Wearable robotic fingers are now a reality

You know how people joke about needing an extra set of hands to get everything done? Well, that’s not on the horizon quite yet, but researchers from the Massachusetts Institute of Technology (MIT) have just invented a pair of wearable robotic fingers.

Graduate student Faye Wu unveiled details of the device this week at the Robotics: Science and Systems conference in California. It’s a robotic extension to the human hand consisting of two extra fingers, one by the thumb, the other next to the little finger. It’s attached to the wrist and designed to move in sync with the user’s actual fingers, controlled by sensors attached to the top of the hand which should make it intuitive to use.

The robotic fingers are stronger and longer (and, unless you’re a Snooki-alike, more orange) than human fingers, meaning they can bear the load of heavier objects and allow people to perform actions with one hand that would normally take two, like opening a letter or a bottle. They can also grasp onto things and be used to carry items that are too hot or cold for human fingers to touch.

It’s just a prototype at present, but, for now, the sensors are attached to a glove and it’s all too big and bulky to be practical. In future, however, it could have practical applications for elderly and disabled people, as well as people in the military and medical fields.

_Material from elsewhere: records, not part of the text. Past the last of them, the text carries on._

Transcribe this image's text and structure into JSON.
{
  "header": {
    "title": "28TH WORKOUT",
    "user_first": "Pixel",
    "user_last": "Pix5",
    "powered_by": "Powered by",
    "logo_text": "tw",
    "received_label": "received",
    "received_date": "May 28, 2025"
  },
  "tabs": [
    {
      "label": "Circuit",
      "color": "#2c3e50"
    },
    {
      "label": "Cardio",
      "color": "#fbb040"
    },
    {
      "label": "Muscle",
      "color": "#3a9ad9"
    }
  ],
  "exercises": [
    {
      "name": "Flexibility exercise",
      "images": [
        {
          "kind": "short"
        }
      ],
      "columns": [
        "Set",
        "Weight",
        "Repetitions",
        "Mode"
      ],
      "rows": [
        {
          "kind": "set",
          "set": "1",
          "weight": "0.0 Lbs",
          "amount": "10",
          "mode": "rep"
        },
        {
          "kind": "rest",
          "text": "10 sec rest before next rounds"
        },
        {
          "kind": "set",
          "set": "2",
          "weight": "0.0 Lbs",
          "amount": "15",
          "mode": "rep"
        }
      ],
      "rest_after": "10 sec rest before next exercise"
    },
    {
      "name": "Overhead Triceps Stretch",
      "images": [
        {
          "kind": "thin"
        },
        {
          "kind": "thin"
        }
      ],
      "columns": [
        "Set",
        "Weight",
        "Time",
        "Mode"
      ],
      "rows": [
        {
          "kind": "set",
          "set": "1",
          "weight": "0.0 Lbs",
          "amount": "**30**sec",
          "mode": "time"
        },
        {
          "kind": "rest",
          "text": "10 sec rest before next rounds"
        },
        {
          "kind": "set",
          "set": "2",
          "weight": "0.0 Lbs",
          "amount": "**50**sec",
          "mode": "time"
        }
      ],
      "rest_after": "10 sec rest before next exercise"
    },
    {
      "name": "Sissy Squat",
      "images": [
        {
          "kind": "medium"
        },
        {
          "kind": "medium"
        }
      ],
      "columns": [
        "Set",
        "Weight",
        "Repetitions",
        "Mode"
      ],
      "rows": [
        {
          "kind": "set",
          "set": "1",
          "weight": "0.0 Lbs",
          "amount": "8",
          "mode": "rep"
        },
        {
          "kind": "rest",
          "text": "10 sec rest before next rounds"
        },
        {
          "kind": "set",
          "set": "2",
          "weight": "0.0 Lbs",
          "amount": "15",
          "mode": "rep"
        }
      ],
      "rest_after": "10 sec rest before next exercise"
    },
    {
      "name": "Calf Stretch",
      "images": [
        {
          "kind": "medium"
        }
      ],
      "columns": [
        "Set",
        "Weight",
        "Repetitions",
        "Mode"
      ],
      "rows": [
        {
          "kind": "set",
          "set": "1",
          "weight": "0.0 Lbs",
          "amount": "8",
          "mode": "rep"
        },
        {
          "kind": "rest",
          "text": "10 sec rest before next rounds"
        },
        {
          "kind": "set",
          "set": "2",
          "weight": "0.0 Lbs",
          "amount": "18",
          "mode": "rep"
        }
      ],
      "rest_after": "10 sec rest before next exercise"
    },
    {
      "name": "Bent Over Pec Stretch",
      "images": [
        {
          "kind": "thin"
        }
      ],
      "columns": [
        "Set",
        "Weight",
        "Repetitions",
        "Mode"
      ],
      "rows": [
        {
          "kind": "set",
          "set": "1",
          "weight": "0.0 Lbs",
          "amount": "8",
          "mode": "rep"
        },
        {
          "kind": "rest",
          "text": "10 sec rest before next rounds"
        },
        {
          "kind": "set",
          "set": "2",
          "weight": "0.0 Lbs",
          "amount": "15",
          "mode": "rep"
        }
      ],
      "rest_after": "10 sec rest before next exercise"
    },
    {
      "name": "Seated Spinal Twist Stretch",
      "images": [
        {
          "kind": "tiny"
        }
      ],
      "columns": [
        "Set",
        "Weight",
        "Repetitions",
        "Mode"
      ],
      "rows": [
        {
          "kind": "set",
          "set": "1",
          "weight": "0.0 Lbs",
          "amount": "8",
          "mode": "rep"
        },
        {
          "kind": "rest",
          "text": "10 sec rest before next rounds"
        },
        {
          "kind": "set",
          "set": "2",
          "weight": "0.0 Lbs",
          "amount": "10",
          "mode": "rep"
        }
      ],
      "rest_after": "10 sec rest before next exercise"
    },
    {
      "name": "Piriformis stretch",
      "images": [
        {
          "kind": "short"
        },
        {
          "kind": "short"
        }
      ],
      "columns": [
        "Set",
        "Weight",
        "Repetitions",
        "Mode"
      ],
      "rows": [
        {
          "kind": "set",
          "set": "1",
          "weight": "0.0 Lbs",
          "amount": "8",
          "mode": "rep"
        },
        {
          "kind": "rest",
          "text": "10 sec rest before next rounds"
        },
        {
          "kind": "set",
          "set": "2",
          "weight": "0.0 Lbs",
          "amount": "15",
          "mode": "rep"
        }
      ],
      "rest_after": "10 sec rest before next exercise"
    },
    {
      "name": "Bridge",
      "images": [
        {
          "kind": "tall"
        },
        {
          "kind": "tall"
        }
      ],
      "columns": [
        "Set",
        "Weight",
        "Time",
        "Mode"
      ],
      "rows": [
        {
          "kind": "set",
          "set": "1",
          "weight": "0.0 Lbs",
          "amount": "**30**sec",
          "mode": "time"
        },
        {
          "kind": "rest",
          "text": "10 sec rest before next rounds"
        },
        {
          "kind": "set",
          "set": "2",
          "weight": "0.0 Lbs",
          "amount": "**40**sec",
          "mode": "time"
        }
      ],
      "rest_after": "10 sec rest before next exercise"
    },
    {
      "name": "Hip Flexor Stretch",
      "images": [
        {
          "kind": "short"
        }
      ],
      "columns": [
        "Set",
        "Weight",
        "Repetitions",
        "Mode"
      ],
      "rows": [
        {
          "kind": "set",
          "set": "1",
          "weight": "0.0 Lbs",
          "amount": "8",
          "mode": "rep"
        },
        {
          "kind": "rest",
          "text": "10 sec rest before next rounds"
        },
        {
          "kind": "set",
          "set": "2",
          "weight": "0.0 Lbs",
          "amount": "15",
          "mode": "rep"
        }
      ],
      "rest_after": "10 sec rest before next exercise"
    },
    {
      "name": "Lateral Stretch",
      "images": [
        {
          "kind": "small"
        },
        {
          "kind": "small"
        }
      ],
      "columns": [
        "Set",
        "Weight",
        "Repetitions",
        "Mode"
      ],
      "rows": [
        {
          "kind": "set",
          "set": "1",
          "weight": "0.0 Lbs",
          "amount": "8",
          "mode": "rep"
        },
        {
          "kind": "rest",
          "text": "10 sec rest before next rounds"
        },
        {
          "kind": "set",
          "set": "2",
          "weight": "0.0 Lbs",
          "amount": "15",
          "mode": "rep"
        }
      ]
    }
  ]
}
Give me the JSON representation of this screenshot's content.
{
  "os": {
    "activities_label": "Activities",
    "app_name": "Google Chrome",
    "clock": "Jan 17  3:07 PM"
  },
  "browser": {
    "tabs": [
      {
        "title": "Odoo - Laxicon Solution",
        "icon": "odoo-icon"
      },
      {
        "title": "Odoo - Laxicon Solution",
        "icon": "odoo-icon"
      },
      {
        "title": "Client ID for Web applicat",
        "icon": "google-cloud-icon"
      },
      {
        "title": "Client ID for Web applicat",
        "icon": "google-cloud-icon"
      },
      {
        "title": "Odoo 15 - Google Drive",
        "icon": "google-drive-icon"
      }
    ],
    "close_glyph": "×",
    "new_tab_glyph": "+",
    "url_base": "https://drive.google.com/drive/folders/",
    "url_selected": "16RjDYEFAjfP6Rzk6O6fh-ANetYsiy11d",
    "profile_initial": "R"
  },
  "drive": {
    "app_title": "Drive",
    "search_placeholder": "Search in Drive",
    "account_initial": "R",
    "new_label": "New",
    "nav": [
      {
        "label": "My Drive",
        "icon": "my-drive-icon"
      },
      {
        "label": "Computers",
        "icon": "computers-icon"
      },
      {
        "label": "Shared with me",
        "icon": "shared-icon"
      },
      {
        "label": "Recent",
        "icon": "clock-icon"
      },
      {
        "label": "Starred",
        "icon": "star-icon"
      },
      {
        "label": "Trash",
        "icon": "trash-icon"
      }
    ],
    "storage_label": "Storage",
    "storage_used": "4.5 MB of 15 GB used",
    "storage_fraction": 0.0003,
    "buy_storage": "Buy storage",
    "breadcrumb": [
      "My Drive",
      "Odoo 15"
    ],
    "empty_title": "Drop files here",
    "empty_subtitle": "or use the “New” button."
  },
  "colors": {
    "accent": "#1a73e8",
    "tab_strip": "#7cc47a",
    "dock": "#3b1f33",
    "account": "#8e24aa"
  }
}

‘We’re still exploring the kind of tasks it could be used for,’ says Professor Harry Asada from MIT’s Department of Mechanical Engineering in a video, which shows the ‘fingers’ in action.

Future research will be focused on making the sensors’ capacity more sophisticated, so that the device can exert different forces depending on the weight and texture of objects. The engineers will also work to make it portable, perhaps even adapting it into an everyday wearable device that expands easily and is comfortable to wear, Professor Asada told the BBC.

Diane Shipley